About halfway to Edwinton, I knew I looked like a mess. I was cutting across fields, streams, and through muddy bogs. I sat in the mud and allowed it to dry and cake, to obscure my rear nakedness. What I hadn't anticipated was a hunter being spooked and his dog lurching at me, biting me on the leg and clamping on. I threw my hands up for mercy and he called it off.

The last dog bite was just outside Edwinton. It was just this simple: The sentry at the gates tensed up at the sight of me. And dogs, being keen when their masters are fearful, his dog leaped on me like a lion on prey. He got my other arm and his fangs grazed my throat. The sentry, to his credit, shot the dog, saving me, while inadvertently peppering me with stray buckshot.

Once in Edwinton, I got the restraining order. They said they'd serve my neighbor the papers. And then, to avoid a repeat of my journey there, I begged a taxi guy to drive me home.  His taxi worked great, easily able to outrun a pack of dogs chasing us all the way.

Sunday, February 2, 2014

Groundhog Day -- The Big Hunt

In case you've been wondering where I am, I'm back! It's just now early afternoon here, Feb. 2, Groundhog Day. And I've been out doing what you do on G.D., which is groundhog hunting. It's a big thing here. My family and I have been blasting groundhogs for many years ... and (not to get too morose after such a joyous day) I'm probably the end of the line for this side of the Slump family. After me ... who knows?

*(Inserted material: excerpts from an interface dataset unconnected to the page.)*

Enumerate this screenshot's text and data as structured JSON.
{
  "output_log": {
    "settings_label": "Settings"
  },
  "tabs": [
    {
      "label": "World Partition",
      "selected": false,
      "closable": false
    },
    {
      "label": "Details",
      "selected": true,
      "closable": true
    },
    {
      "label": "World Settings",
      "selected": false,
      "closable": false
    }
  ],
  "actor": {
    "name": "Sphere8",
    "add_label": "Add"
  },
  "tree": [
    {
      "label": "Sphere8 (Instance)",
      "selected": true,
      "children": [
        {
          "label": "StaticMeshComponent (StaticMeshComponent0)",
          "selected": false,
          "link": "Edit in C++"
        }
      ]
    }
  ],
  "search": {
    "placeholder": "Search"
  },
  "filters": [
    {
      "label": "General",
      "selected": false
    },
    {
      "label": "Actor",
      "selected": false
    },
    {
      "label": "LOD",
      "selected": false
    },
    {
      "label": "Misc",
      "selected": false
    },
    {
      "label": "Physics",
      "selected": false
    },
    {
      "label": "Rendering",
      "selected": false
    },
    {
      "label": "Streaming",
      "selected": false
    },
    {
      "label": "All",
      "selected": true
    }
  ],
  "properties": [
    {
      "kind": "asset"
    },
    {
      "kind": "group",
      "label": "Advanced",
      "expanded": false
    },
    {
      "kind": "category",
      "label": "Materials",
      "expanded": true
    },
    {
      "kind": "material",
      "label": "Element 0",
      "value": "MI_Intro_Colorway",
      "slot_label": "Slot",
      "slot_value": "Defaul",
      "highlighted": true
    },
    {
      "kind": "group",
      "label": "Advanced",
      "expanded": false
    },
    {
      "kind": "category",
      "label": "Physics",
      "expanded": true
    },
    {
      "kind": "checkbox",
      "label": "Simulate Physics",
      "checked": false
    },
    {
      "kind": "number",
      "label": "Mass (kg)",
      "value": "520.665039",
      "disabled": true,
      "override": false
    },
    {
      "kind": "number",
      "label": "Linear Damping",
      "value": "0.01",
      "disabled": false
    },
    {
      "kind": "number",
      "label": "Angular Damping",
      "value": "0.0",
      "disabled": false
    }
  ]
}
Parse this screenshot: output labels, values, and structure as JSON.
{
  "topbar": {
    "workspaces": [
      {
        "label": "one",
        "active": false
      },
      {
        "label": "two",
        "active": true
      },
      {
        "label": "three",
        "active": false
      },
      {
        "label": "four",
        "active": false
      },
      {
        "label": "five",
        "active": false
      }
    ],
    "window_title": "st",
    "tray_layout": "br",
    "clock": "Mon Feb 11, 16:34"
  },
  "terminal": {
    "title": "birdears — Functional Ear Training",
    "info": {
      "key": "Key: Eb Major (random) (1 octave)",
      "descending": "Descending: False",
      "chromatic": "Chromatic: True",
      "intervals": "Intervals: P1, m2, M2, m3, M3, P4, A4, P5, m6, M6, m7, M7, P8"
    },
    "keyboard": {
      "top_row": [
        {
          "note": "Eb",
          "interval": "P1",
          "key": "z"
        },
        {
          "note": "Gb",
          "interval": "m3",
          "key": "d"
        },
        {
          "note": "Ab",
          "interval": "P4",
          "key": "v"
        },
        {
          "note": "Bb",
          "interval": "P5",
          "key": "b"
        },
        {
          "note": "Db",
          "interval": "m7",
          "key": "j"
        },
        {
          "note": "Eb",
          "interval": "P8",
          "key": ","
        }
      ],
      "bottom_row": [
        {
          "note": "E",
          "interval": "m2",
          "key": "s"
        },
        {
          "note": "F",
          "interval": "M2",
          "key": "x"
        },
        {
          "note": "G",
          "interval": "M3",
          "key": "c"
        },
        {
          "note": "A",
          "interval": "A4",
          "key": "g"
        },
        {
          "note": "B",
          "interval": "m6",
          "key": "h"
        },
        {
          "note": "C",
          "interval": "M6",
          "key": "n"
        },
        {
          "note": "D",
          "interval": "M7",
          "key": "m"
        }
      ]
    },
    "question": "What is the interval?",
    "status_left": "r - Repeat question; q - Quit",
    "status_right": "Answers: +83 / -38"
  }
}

Anyway, it's still a lot of fun -- no doubt bringing joy to my ancestors in Heaven -- if you can stand the hours and the cold, which of course I can. I went to bed way early and was up in plenty of time to stake out the holes. Me and some other guys from town. It's on a parcel of ground my aunt owns south of town, a hill we actually call Groundhog Hill. We've been calling it that since 1965, when my aunt and uncle (he's now dead) and cousins moved there. Groundhogs were swarming it then as now...

Just a sidebar to that: The groundhogs were thinned almost to nothing around 1968, thanks to the relentless hunting one of my cousins did back then. Except for a few, I guess, burrowed deep in the bowels of the earth, there wasn't a living thing on that property, nothing but us. Birds rerouted all flights, it was that bad. It wasn't till my cousin married and moved that wildlife made tentative forays back. It looks now like the natural balance is restored. But we still love to get the groundhogs on this Day of Days!

OK, so there we were, way before dark, enduring the darkness and cold. My fingers were getting cold even through my gloves. There was one dramatic moment when I had to take my gloves off and simply blow hot breath on them. I mention that not so much to be bragging of my resourcefulness -- how would I know it'd even work? -- but to pay tribute to my dedication to the annual hunt. Few are more dedicated than I, and of course I pay tribute to the others as well...

Now, when do groundhogs come out? As you may guess, they wait till the crack of dawn. The sun rises literally just inches over the horizon and the first few come out. We let them sit a while and get secure. Then a few more come out, a little better. It's right at the end, then, that the fattest old grandpa pops out. He's more suspicious, sniffing the air for hunters. But being older and apparently having lost the power of smell, he doesn't notice us till it's too late. POW POW POW CRICH POW, that CRICH being one guy's gun jamming.

Picture the scene: Old grandpa, the fattest one is blasted back, eight feet from the hole. Even if he might hope to fall back in the hole and die in dignity, it's too far now. The others are massacred. Only one made it back in, so it was nice that we gave them a sporting chance. We were very happy! The only guy pissed off was the CRICH guy, one of my cousin Roto's grandsons.

I got a big whiff of the gunpowder smell, instantly taking me back to the glory days of my childhood, watching my own grandpa chuckling over a victorious hunt. What memories! I only wish I wasn't the end of the line. I should've married and had kids, if for no other reason than to keep our Groundhog Day traditions alive.